Walk It Off:
After a 21-21 Tie (Super Bowl Sunday 2001)
by T. Kyle King

At first I heard only the wind. I lay there, sore
from the previous day's exertions, and could hear
its rattle whistling within my chimney. Before
long, the rain began. I did not move. What was clear
to me as I lay in the darkness, the stillness,
was this: You are not as young as you used to be.

A game of football laid me low; not some illness
or injury, mind you, but a game. Can you see
why that would bother me? No, you cannot, because
it is not my body that hurts the worst. (My pride
bore the brunt of it.) I close my eyes---see it---pause
over each detail of my grand failure. Inside
my house just now, all is quiet but for the rain,
and everything is dark. One more stop, and we
win. (Just one.) I am bent, tired, panting, but no pain
impedes me. (Walk it off.) One more stop. This could be
the ballgame, right here. We are up by seven points,
but they are knocking on our door. (Youth is wasted
on the young.) Are they sore and tired, too? Do their joints
ache as much as ours? One more stop. We have tasted
defeat before. The Greeks believed a man was in
his prime in his thirties. (They stood on the front ranks
of the phalanxes.) Is it hubris---is it sin?---
to want so much to win? (We line up.) I give thanks
to God above for our one-touchdown lead. One more
stop. Do they disrespect their elders by trying
to defeat us? No; they do what we did before
in our own time. One more stop. I would be lying
if I said I thought this was just a game. (The ball
is snapped.) We drop back into coverage. Just one
more stop. The quarterback rolls to his left. With all
my might, I rush to meet him. (This is all in fun,
a casual game between friends, their speed and youth
against our strength and experience.) One more stop.

I dive as he reaches the corner. (All life, truth,
longing, and history weigh heavily atop
my outstretched form, mortality trailing behind
me like a ragged cape draped across my sagging
shoulders.) I fall quietly and slowly, inclined
not to rise from where I land, face-down. No bragging
follows: I lie in a heap in the dirt; he runs
on and scores. (The game ends in a tie.) We would have
won, with one more stop. This is a game to the ones
who hear no footsteps gaining on them, who can laugh
after leaving the field without winning. He will
one day be the man who arrives a half-step too
late. (Will that make him more than just sore?) I lie still
in the dark and listen to the rain and wind. You
are not as young as you used to be. Some may scoff
at rain on a roof and fading of youth, but I,
in my soreness, know there is no walking it off
and no stopping the sound of wind blowing time by.

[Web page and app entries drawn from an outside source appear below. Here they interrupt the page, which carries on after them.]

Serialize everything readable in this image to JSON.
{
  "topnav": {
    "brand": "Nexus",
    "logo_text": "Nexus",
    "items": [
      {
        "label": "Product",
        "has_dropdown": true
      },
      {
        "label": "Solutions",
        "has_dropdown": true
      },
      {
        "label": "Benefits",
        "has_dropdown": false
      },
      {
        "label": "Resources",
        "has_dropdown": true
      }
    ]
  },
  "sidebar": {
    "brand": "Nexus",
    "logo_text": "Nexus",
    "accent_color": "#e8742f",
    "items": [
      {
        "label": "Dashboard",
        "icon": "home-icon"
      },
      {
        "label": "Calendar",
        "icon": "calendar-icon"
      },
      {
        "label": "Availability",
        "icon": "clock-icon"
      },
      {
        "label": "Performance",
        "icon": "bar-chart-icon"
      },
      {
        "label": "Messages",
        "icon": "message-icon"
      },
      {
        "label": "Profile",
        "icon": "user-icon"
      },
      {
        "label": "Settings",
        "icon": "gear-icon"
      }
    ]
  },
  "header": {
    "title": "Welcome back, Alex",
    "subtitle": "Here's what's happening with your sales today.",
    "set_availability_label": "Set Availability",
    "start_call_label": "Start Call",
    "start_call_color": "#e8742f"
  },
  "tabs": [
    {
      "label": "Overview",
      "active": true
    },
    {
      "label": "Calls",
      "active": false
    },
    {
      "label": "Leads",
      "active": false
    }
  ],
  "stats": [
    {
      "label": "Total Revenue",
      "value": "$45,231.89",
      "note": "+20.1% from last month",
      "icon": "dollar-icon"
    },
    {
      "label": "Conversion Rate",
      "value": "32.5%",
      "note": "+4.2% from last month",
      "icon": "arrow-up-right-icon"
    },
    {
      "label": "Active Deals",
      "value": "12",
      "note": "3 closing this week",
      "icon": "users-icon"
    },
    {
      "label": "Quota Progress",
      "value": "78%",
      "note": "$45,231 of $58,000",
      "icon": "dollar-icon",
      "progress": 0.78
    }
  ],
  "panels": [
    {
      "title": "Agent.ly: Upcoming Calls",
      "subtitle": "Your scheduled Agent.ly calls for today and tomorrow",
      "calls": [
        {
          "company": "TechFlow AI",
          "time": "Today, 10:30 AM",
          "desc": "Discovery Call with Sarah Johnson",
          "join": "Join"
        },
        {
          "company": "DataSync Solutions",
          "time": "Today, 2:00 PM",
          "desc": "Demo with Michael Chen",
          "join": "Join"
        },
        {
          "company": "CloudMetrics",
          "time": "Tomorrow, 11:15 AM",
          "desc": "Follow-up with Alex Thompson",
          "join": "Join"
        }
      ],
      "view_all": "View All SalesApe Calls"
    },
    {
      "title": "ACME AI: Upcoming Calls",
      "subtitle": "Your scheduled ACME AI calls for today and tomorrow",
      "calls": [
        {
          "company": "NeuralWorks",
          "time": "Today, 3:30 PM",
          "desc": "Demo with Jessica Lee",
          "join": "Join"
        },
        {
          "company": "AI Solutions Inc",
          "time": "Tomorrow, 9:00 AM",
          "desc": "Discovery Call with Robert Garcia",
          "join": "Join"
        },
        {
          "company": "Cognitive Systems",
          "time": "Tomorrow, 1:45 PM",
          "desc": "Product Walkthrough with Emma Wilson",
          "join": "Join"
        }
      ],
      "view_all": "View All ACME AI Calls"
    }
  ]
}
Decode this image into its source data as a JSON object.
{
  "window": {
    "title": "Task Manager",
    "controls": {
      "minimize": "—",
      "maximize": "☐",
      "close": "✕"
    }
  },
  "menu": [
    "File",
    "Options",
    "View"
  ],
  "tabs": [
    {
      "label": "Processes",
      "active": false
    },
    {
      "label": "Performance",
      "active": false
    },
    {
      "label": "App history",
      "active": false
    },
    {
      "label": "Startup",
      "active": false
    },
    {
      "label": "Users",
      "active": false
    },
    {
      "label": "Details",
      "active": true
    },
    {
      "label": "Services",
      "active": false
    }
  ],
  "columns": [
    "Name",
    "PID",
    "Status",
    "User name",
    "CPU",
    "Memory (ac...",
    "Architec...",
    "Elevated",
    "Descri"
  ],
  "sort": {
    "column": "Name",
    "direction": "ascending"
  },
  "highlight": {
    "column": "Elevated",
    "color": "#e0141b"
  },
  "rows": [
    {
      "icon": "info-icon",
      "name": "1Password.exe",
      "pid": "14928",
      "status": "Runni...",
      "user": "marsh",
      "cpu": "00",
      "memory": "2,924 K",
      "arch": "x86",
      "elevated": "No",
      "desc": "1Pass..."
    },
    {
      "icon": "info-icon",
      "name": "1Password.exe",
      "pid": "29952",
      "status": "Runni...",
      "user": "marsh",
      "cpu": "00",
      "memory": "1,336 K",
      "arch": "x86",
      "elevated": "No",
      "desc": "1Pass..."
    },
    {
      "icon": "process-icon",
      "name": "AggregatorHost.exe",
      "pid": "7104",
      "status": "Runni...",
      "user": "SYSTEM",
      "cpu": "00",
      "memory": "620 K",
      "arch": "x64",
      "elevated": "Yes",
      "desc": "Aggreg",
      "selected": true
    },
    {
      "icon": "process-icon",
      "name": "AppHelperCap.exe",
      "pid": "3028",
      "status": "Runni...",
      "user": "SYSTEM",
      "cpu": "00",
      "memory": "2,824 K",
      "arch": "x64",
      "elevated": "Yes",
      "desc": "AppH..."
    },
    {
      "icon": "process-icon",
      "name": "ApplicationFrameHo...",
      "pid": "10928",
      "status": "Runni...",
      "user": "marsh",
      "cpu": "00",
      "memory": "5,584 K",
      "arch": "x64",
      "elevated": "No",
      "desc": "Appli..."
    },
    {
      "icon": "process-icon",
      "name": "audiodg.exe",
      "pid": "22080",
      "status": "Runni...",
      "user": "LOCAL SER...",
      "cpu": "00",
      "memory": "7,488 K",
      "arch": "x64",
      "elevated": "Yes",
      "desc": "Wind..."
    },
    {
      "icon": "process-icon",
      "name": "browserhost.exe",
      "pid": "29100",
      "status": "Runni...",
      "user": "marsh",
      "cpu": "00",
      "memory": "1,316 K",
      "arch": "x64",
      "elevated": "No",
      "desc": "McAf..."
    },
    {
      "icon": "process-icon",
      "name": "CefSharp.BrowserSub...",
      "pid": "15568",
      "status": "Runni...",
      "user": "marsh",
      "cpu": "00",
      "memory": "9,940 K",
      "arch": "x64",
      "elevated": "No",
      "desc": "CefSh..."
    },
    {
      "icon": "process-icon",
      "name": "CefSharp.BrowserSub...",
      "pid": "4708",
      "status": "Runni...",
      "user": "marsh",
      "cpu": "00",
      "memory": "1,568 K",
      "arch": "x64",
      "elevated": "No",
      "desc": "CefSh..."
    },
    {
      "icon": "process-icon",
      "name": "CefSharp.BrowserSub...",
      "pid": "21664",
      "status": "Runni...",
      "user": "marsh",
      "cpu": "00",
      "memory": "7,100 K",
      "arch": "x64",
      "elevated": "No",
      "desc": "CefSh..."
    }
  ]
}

Here’s hoping Tim Tebow feels the same way on All Saints Day.

Are you ready for some football?

Go ‘Dawgs!